Understanding Philosophy of Science is, very sensibly, split into two parts. The first part deals with methodology. Here Ladyman kicks off with a lengthy and fruitful taxonomy on the historical formation and subtle variants of induction before proceeding to a beautifully clear analysis on the so-called 'problem of induction', which seeks to understand whether, if ever, we can make inferences from observed cases to unobserved ones. Using Ladyman's example, heat has always expanded when heated in the past, but what is to say it will do that next time? Is it fair to make such an inference? Or, objects have always fallen in the past, but can we infer they will do so next time we drop one? Ladyman then goes into the key arguments for and against such inference. He introduces ten reasons to adopt inductive reasoning and whilst there is, perhaps unsurprisingly, a little repetition here (circularity is alluded to a few times) it is a more than useful analysis. Ladyman then provides an entertaining a crystal clear look at the twentieth century philosopher Karl Popper.Read more ›
I would recommend it to any degree level student reading Philosophy of Science.
Most Recent Customer Reviews
Excellent, I have learnt a lot from reading the book. It is well written and suitable for the beginner and expert alike :)Published 15 months ago by Jane Smith
This book is one of many introductions to this particular area of philosophy. As such it does a reasonable job at introducing students to a (non-exhaustive) set of questions. Read morePublished on 22 May 2007 by Peter Gilbert

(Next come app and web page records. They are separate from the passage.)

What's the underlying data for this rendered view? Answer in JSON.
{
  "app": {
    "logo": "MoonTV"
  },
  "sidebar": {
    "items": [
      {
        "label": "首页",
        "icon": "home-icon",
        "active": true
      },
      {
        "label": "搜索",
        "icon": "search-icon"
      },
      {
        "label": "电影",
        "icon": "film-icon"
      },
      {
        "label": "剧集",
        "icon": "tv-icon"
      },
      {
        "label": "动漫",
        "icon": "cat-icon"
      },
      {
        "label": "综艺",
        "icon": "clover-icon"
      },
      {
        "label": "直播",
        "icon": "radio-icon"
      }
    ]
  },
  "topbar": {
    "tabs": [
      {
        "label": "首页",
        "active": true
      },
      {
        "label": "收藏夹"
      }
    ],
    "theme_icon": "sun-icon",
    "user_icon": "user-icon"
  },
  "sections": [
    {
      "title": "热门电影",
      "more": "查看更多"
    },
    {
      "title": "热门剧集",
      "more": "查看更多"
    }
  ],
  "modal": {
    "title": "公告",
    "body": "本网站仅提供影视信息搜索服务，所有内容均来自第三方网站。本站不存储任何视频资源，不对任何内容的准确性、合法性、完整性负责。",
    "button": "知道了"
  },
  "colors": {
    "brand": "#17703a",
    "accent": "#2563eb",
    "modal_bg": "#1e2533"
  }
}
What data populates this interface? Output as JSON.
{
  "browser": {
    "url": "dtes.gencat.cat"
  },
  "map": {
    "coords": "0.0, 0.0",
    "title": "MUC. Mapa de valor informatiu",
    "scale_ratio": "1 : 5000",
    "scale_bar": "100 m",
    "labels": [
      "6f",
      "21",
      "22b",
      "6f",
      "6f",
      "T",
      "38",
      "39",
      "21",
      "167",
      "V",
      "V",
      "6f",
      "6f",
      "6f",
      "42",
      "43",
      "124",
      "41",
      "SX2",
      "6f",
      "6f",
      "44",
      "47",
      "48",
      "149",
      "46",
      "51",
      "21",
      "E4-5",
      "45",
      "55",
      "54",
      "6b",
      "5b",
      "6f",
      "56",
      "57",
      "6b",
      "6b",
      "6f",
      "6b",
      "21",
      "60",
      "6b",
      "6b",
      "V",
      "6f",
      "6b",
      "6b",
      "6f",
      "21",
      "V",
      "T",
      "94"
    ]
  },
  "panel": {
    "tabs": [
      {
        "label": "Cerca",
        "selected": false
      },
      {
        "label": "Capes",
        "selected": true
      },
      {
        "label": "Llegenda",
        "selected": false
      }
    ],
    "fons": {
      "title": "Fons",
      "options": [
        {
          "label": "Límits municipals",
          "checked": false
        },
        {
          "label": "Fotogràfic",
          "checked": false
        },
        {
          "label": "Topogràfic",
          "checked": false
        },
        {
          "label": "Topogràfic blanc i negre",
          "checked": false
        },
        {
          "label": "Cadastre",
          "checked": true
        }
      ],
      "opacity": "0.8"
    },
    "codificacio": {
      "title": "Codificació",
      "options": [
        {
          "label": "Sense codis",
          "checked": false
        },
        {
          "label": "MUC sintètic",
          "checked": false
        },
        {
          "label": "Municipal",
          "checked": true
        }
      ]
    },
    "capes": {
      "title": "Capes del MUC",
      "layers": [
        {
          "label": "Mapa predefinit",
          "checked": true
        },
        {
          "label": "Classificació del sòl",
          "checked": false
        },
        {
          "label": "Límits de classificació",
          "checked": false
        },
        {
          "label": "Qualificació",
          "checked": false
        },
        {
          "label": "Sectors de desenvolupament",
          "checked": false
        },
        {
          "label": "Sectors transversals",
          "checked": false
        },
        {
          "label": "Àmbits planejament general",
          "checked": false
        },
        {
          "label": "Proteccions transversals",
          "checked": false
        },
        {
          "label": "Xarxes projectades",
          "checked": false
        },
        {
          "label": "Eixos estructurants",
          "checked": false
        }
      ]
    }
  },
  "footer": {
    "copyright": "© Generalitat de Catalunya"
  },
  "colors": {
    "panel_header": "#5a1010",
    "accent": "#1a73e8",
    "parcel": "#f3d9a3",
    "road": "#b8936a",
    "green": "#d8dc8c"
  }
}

An excellent introduction to the philosophy of science: clear, accessible, well-written and challenging. Should be read by every student of the subject.Published on 1 Oct. 2004